Daylight and sunlight to new developments
We evaluate the daylighting and sunlighting of new developments. Typical examples range from basement flats and windows in light wells, to high rise urban developments or conversions of commercial properties. Daylighting is usually assessed by calculating the average daylight factor (ADF), a measure of the amount of daylight in the proposed room. We can also carry out more complex calculations using climate based daylight modelling for special applications like education buildings and museums, or to assess the performance of solar shading devices.
Where not enough daylight is provided we can advise on changes to the design (providing extra windows, roof lights or light pipes, or changing room layout) to meet the guidelines. If new housing is planned next to existing trees, we can use our specialist software to show whether enough daylight and sunlight is provided with the trees in place.
Overshadowing: Sunshine in gardens and open spaces

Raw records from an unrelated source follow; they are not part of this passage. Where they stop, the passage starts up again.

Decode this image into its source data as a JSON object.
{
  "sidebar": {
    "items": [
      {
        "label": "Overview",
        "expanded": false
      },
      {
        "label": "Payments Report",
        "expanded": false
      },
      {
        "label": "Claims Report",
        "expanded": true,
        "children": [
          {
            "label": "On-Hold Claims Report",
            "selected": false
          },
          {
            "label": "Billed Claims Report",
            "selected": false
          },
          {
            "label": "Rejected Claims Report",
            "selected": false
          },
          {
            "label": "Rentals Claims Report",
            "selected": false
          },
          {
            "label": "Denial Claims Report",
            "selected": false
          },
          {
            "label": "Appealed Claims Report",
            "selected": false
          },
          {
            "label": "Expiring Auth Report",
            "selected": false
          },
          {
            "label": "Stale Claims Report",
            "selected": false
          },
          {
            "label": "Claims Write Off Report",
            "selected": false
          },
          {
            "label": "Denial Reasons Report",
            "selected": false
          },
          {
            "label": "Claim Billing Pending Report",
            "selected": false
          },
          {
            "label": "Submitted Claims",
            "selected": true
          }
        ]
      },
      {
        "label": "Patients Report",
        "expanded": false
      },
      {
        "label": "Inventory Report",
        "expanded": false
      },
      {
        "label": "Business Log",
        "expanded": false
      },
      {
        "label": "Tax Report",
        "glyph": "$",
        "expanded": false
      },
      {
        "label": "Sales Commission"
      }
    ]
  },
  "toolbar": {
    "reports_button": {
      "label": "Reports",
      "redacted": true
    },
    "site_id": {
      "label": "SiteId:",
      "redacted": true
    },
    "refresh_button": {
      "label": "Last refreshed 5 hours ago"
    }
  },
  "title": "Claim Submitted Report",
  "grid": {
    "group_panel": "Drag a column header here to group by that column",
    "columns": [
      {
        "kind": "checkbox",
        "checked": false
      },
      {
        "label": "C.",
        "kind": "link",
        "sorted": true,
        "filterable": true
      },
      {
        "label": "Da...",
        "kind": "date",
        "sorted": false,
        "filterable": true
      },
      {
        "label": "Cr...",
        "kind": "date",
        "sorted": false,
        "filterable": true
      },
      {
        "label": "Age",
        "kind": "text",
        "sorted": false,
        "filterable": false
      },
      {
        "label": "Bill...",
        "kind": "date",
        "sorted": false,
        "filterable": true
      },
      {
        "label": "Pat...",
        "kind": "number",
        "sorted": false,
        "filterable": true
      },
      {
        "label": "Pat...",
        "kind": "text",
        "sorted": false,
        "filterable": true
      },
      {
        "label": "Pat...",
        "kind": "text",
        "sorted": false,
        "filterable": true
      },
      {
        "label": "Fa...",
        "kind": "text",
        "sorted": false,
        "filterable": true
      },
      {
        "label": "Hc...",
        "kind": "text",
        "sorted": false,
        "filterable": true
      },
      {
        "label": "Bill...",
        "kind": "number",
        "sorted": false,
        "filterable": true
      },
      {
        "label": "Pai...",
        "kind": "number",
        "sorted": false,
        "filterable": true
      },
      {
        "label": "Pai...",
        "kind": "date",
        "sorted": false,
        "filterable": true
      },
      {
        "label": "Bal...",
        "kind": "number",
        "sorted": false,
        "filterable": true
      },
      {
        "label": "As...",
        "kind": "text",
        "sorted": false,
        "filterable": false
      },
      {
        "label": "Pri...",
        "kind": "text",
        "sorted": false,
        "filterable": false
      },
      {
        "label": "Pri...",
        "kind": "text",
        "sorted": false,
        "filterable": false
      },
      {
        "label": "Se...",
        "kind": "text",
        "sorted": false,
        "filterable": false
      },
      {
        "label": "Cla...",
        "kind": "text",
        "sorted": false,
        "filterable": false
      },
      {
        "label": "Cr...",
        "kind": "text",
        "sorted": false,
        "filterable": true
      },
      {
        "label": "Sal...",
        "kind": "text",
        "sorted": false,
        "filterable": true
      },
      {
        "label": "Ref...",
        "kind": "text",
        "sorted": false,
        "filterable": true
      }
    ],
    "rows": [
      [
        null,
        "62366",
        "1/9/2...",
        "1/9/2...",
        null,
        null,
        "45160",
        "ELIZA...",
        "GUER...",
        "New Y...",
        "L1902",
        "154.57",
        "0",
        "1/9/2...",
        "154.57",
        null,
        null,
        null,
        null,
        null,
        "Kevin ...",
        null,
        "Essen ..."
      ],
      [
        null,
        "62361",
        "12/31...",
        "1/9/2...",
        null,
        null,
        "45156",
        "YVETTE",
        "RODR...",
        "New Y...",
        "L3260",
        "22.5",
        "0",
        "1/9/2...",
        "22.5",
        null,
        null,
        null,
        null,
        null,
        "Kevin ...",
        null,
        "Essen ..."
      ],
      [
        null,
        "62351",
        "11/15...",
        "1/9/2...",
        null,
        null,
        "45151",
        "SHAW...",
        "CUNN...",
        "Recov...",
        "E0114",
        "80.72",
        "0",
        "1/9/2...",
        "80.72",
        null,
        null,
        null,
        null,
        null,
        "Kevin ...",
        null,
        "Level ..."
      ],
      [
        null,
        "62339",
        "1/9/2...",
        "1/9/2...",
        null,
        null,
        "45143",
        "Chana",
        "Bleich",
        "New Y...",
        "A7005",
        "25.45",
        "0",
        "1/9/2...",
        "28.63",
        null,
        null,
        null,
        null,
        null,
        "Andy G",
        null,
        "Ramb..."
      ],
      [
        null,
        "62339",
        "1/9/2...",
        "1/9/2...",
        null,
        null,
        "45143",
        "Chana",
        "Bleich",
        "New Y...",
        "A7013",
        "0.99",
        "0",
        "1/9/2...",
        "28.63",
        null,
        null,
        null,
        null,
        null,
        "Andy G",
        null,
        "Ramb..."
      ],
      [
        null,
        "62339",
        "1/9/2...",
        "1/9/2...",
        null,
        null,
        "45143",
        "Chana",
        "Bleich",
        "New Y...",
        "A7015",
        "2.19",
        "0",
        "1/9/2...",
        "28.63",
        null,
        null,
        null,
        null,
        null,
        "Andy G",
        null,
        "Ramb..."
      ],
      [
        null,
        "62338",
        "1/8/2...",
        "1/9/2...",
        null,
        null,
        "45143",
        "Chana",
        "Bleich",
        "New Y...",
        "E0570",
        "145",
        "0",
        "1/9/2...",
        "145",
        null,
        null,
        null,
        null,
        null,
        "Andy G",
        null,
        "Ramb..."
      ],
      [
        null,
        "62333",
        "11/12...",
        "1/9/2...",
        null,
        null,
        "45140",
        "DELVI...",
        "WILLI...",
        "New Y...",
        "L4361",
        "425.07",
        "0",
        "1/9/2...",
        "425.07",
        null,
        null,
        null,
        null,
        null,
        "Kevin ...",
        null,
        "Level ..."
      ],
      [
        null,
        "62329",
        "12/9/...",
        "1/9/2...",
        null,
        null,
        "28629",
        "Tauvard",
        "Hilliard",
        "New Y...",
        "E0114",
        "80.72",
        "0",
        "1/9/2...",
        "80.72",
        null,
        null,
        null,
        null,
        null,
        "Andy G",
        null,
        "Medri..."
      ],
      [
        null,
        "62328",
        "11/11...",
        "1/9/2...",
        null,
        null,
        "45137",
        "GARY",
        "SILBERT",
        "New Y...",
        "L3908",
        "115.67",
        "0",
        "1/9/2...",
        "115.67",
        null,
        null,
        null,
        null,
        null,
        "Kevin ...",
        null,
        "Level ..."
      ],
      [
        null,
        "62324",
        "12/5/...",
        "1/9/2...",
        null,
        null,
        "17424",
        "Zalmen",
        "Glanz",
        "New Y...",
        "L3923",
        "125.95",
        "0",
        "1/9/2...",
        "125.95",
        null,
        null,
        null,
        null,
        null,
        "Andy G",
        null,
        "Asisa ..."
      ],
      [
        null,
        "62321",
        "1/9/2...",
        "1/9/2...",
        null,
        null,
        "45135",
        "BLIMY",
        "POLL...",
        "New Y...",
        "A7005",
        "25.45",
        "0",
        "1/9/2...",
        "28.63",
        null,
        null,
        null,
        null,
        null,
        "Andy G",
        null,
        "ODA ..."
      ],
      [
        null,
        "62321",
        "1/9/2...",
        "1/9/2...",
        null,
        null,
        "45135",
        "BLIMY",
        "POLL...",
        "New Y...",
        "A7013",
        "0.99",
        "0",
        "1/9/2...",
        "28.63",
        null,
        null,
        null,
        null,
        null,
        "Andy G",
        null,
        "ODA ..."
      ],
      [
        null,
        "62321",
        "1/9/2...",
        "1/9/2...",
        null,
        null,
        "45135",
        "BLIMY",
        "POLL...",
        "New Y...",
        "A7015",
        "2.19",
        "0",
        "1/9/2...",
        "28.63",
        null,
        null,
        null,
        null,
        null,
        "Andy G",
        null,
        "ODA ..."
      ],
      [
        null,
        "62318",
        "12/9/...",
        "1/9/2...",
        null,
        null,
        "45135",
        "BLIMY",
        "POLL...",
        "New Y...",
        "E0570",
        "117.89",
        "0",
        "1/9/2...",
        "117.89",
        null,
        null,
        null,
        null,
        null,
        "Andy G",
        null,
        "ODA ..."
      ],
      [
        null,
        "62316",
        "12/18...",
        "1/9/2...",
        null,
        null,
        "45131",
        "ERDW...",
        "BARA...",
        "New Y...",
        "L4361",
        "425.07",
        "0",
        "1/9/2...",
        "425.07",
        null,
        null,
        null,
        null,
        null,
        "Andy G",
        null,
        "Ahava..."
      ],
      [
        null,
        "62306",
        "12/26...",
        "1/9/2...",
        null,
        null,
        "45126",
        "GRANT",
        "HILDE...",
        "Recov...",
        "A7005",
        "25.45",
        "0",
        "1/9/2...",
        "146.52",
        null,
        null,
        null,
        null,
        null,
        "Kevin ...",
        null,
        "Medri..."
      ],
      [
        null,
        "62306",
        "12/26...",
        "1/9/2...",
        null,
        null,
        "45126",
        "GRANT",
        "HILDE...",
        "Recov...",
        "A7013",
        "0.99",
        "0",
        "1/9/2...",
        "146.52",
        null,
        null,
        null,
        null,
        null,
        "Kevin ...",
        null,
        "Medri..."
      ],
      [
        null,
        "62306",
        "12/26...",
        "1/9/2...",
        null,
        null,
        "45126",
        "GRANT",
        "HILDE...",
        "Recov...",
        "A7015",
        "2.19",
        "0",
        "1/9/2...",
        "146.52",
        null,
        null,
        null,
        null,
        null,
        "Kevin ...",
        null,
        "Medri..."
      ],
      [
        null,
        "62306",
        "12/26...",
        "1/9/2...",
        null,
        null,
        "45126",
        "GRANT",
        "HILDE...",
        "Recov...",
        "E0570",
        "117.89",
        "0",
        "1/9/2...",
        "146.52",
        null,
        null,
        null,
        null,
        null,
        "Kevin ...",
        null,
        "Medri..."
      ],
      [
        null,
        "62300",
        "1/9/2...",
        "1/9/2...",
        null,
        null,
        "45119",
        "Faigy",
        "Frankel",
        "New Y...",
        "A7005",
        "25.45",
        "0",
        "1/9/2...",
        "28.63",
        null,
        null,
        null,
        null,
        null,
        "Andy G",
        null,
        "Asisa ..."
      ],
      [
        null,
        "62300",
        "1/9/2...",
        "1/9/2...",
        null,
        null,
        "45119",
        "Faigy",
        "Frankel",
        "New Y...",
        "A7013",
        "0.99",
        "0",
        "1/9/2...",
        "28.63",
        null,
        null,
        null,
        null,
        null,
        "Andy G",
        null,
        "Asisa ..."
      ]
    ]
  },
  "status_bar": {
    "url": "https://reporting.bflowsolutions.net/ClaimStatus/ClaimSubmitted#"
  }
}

We investigate whether buildings shade existing or proposed open spaces. Here the BRE guidelines recommend that at least half of the garden or open space can receive at least two hours sunlight on March 21. For larger developments, we can provide shadow plots showing the areas in shade at different times of day and year (transient overshadowing). We can also undertake specialist calculations of natural light for plant growth, for example grass in stadiums or plants in nature reserves or internal atriums.
We determine whether glazing, cladding or solar panels can reflect the sun and cause unwanted glare or dazzle. This includes measuring the reflective properties of proposed materials in our laboratory or in the field, and specialist calculations of disability glare from reflections to motorists, train drivers or aircraft pilots.
As well as carrying out daylight and sunlight analysis, we provide third-party reviews and appraisal of daylight and sunlight reports to support local authorities or residents’ groups. We also provide training on planning for daylight and sunlight for councils or other groups.
Daylight research and testing
As part of our ongoing programme of built environment daylight and sunlight research, we measure daylight transmission through light pipes and the light transmission and reflection qualities of different materials.
For more information
Call us on 0333 321 88 11 if you would like to know more about our daylighting and sunlighting services or to discuss a specific natural lighting issue – or email firstname.lastname@example.org
Selection of BRE lighting publications from the BRE Bookshop
Lighting and health, IHS BRE Press 2015
Selecting lighting controls, BRE Digest 498, IHS BRE Press 2014
The essential guide to retail lighting: Achieving effective and energy-efficient lighting, IHS BRE Press 2013
Site layout planning for daylight and sunlight: a guide to good practice, BR 209, IHS BRE Press 2011
LED lighting: A review of the current market and future developments, IHS BRE Press 2011
Specifying LED lighting, BRE Information paper IP 15/10, IHS BRE Press 2010
Lighting and colour for hospital design, The Stationery Office 2004
Office lighting, IHS BRE Press 2001
For BRE Academy Training Courses